### [TASK DETAILS]
Write out the data again in full, keeping every character the same.

:: SOURCE MATERIAL ::

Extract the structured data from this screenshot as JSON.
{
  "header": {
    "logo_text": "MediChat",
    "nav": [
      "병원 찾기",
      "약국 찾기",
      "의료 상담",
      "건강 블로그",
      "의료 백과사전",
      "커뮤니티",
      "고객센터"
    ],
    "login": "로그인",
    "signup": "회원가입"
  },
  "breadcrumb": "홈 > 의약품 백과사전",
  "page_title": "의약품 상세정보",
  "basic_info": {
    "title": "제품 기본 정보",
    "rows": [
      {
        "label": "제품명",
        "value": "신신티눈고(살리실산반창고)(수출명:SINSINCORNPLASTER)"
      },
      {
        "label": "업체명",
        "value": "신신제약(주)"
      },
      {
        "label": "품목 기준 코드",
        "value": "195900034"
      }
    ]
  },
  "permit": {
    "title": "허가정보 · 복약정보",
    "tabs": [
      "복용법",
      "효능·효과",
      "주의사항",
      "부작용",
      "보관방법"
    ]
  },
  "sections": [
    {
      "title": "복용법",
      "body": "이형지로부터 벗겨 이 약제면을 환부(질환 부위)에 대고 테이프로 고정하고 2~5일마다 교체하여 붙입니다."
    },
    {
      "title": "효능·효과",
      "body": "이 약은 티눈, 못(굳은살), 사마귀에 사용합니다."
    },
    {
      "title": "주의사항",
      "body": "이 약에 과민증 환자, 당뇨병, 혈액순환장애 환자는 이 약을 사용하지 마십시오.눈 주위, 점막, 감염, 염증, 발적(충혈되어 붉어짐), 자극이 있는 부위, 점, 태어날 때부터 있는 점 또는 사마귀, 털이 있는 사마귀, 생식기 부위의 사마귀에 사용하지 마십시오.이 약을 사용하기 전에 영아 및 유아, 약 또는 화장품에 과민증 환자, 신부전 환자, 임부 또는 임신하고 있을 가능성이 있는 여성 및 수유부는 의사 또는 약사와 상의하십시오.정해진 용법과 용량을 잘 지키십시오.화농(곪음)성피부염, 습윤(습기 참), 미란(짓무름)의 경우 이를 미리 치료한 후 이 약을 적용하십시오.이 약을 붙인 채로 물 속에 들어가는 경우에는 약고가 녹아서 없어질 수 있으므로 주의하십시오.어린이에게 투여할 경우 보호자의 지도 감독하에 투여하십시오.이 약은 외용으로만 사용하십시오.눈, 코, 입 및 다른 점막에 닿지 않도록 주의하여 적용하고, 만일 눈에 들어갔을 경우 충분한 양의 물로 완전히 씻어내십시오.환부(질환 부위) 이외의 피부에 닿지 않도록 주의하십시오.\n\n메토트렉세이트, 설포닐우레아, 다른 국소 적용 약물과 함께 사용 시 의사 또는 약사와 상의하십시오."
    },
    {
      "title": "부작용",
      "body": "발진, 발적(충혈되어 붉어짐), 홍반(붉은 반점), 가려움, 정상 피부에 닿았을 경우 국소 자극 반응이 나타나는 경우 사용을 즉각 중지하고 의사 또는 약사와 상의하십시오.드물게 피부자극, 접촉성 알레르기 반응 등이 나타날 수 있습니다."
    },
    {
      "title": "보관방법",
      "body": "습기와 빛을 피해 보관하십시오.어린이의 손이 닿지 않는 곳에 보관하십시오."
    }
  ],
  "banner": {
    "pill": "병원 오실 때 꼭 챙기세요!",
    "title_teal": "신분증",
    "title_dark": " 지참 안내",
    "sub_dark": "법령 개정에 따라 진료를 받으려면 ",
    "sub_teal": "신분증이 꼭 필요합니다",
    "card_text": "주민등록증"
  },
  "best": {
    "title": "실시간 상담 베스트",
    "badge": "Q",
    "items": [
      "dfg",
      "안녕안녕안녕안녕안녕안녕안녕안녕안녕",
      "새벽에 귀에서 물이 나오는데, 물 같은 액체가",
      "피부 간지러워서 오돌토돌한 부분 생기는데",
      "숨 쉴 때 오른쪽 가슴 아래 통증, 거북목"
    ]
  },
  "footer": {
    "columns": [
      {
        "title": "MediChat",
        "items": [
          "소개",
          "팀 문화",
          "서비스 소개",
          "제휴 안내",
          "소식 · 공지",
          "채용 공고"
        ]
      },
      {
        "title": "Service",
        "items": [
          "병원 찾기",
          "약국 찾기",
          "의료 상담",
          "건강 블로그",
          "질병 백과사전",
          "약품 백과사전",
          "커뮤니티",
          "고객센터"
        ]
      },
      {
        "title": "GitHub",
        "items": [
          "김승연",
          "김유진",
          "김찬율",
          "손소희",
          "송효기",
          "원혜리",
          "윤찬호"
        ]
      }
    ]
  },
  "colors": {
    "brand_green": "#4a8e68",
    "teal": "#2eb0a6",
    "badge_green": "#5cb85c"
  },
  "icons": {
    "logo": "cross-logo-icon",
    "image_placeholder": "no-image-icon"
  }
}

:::

### [ANSWER FOR THE TASK]
Extract the structured data from this screenshot as JSON.
{
  "header": {
    "logo_text": "MediChat",
    "nav": [
      "병원 찾기",
      "약국 찾기",
      "의료 상담",
      "건강 블로그",
      "의료 백과사전",
      "커뮤니티",
      "고객센터"
    ],
    "login": "로그인",
    "signup": "회원가입"
  },
  "breadcrumb": "홈 > 의약품 백과사전",
  "page_title": "의약품 상세정보",
  "basic_info": {
    "title": "제품 기본 정보",
    "rows": [
      {
        "label": "제품명",
        "value": "신신티눈고(살리실산반창고)(수출명:SINSINCORNPLASTER)"
      },
      {
        "label": "업체명",
        "value": "신신제약(주)"
      },
      {
        "label": "품목 기준 코드",
        "value": "195900034"
      }
    ]
  },
  "permit": {
    "title": "허가정보 · 복약정보",
    "tabs": [
      "복용법",
      "효능·효과",
      "주의사항",
      "부작용",
      "보관방법"
    ]
  },
  "sections": [
    {
      "title": "복용법",
      "body": "이형지로부터 벗겨 이 약제면을 환부(질환 부위)에 대고 테이프로 고정하고 2~5일마다 교체하여 붙입니다."
    },
    {
      "title": "효능·효과",
      "body": "이 약은 티눈, 못(굳은살), 사마귀에 사용합니다."
    },
    {
      "title": "주의사항",
      "body": "이 약에 과민증 환자, 당뇨병, 혈액순환장애 환자는 이 약을 사용하지 마십시오.눈 주위, 점막, 감염, 염증, 발적(충혈되어 붉어짐), 자극이 있는 부위, 점, 태어날 때부터 있는 점 또는 사마귀, 털이 있는 사마귀, 생식기 부위의 사마귀에 사용하지 마십시오.이 약을 사용하기 전에 영아 및 유아, 약 또는 화장품에 과민증 환자, 신부전 환자, 임부 또는 임신하고 있을 가능성이 있는 여성 및 수유부는 의사 또는 약사와 상의하십시오.정해진 용법과 용량을 잘 지키십시오.화농(곪음)성피부염, 습윤(습기 참), 미란(짓무름)의 경우 이를 미리 치료한 후 이 약을 적용하십시오.이 약을 붙인 채로 물 속에 들어가는 경우에는 약고가 녹아서 없어질 수 있으므로 주의하십시오.어린이에게 투여할 경우 보호자의 지도 감독하에 투여하십시오.이 약은 외용으로만 사용하십시오.눈, 코, 입 및 다른 점막에 닿지 않도록 주의하여 적용하고, 만일 눈에 들어갔을 경우 충분한 양의 물로 완전히 씻어내십시오.환부(질환 부위) 이외의 피부에 닿지 않도록 주의하십시오.\n\n메토트렉세이트, 설포닐우레아, 다른 국소 적용 약물과 함께 사용 시 의사 또는 약사와 상의하십시오."
    },
    {
      "title": "부작용",
      "body": "발진, 발적(충혈되어 붉어짐), 홍반(붉은 반점), 가려움, 정상 피부에 닿았을 경우 국소 자극 반응이 나타나는 경우 사용을 즉각 중지하고 의사 또는 약사와 상의하십시오.드물게 피부자극, 접촉성 알레르기 반응 등이 나타날 수 있습니다."
    },
    {
      "title": "보관방법",
      "body": "습기와 빛을 피해 보관하십시오.어린이의 손이 닿지 않는 곳에 보관하십시오."
    }
  ],
  "banner": {
    "pill": "병원 오실 때 꼭 챙기세요!",
    "title_teal": "신분증",
    "title_dark": " 지참 안내",
    "sub_dark": "법령 개정에 따라 진료를 받으려면 ",
    "sub_teal": "신분증이 꼭 필요합니다",
    "card_text": "주민등록증"
  },
  "best": {
    "title": "실시간 상담 베스트",
    "badge": "Q",
    "items": [
      "dfg",
      "안녕안녕안녕안녕안녕안녕안녕안녕안녕",
      "새벽에 귀에서 물이 나오는데, 물 같은 액체가",
      "피부 간지러워서 오돌토돌한 부분 생기는데",
      "숨 쉴 때 오른쪽 가슴 아래 통증, 거북목"
    ]
  },
  "footer": {
    "columns": [
      {
        "title": "MediChat",
        "items": [
          "소개",
          "팀 문화",
          "서비스 소개",
          "제휴 안내",
          "소식 · 공지",
          "채용 공고"
        ]
      },
      {
        "title": "Service",
        "items": [
          "병원 찾기",
          "약국 찾기",
          "의료 상담",
          "건강 블로그",
          "질병 백과사전",
          "약품 백과사전",
          "커뮤니티",
          "고객센터"
        ]
      },
      {
        "title": "GitHub",
        "items": [
          "김승연",
          "김유진",
          "김찬율",
          "손소희",
          "송효기",
          "원혜리",
          "윤찬호"
        ]
      }
    ]
  },
  "colors": {
    "brand_green": "#4a8e68",
    "teal": "#2eb0a6",
    "badge_green": "#5cb85c"
  },
  "icons": {
    "logo": "cross-logo-icon",
    "image_placeholder": "no-image-icon"
  }
}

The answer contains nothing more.